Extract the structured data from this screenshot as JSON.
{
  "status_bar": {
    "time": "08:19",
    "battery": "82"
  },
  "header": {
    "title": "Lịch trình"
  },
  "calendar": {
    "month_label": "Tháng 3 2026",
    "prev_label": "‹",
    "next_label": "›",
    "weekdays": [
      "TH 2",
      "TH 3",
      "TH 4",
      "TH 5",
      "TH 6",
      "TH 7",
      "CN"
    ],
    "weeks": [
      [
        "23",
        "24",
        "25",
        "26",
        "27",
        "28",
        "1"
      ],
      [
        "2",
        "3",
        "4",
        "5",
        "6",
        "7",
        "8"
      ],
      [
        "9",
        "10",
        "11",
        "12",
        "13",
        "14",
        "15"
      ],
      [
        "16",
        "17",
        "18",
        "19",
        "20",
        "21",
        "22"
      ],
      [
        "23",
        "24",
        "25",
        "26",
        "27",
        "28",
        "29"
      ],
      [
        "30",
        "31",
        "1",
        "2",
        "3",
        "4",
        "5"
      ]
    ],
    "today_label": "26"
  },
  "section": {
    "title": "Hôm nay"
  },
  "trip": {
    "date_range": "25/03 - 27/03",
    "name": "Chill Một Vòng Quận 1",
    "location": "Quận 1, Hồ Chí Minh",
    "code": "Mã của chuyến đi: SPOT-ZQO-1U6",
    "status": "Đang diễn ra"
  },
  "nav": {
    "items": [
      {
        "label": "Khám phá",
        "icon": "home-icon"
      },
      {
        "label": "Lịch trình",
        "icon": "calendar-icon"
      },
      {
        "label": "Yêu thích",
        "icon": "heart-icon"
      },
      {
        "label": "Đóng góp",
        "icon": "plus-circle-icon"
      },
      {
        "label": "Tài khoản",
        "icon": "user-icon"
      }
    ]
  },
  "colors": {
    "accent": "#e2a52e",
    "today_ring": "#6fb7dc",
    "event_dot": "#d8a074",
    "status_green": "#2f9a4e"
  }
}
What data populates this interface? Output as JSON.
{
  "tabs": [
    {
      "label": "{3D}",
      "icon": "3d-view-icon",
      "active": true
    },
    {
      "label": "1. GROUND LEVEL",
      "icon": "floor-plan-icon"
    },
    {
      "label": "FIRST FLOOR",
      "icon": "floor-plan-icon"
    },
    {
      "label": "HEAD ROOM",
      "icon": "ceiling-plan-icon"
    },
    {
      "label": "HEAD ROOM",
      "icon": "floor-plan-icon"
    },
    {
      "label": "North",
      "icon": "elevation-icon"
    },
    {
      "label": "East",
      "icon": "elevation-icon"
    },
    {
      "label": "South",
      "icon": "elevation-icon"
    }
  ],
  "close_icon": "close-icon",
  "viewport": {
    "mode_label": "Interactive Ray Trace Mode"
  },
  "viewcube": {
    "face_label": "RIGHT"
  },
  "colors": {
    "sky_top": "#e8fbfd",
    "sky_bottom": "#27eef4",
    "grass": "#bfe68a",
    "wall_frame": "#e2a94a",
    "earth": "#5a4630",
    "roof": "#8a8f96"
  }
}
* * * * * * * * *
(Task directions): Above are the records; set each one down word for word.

(Result of the task):
Extract the structured data from this screenshot as JSON.
{
  "status_bar": {
    "time": "08:19",
    "battery": "82"
  },
  "header": {
    "title": "Lịch trình"
  },
  "calendar": {
    "month_label": "Tháng 3 2026",
    "prev_label": "‹",
    "next_label": "›",
    "weekdays": [
      "TH 2",
      "TH 3",
      "TH 4",
      "TH 5",
      "TH 6",
      "TH 7",
      "CN"
    ],
    "weeks": [
      [
        "23",
        "24",
        "25",
        "26",
        "27",
        "28",
        "1"
      ],
      [
        "2",
        "3",
        "4",
        "5",
        "6",
        "7",
        "8"
      ],
      [
        "9",
        "10",
        "11",
        "12",
        "13",
        "14",
        "15"
      ],
      [
        "16",
        "17",
        "18",
        "19",
        "20",
        "21",
        "22"
      ],
      [
        "23",
        "24",
        "25",
        "26",
        "27",
        "28",
        "29"
      ],
      [
        "30",
        "31",
        "1",
        "2",
        "3",
        "4",
        "5"
      ]
    ],
    "today_label": "26"
  },
  "section": {
    "title": "Hôm nay"
  },
  "trip": {
    "date_range": "25/03 - 27/03",
    "name": "Chill Một Vòng Quận 1",
    "location": "Quận 1, Hồ Chí Minh",
    "code": "Mã của chuyến đi: SPOT-ZQO-1U6",
    "status": "Đang diễn ra"
  },
  "nav": {
    "items": [
      {
        "label": "Khám phá",
        "icon": "home-icon"
      },
      {
        "label": "Lịch trình",
        "icon": "calendar-icon"
      },
      {
        "label": "Yêu thích",
        "icon": "heart-icon"
      },
      {
        "label": "Đóng góp",
        "icon": "plus-circle-icon"
      },
      {
        "label": "Tài khoản",
        "icon": "user-icon"
      }
    ]
  },
  "colors": {
    "accent": "#e2a52e",
    "today_ring": "#6fb7dc",
    "event_dot": "#d8a074",
    "status_green": "#2f9a4e"
  }
}
What data populates this interface? Output as JSON.
{
  "tabs": [
    {
      "label": "{3D}",
      "icon": "3d-view-icon",
      "active": true
    },
    {
      "label": "1. GROUND LEVEL",
      "icon": "floor-plan-icon"
    },
    {
      "label": "FIRST FLOOR",
      "icon": "floor-plan-icon"
    },
    {
      "label": "HEAD ROOM",
      "icon": "ceiling-plan-icon"
    },
    {
      "label": "HEAD ROOM",
      "icon": "floor-plan-icon"
    },
    {
      "label": "North",
      "icon": "elevation-icon"
    },
    {
      "label": "East",
      "icon": "elevation-icon"
    },
    {
      "label": "South",
      "icon": "elevation-icon"
    }
  ],
  "close_icon": "close-icon",
  "viewport": {
    "mode_label": "Interactive Ray Trace Mode"
  },
  "viewcube": {
    "face_label": "RIGHT"
  },
  "colors": {
    "sky_top": "#e8fbfd",
    "sky_bottom": "#27eef4",
    "grass": "#bfe68a",
    "wall_frame": "#e2a94a",
    "earth": "#5a4630",
    "roof": "#8a8f96"
  }
}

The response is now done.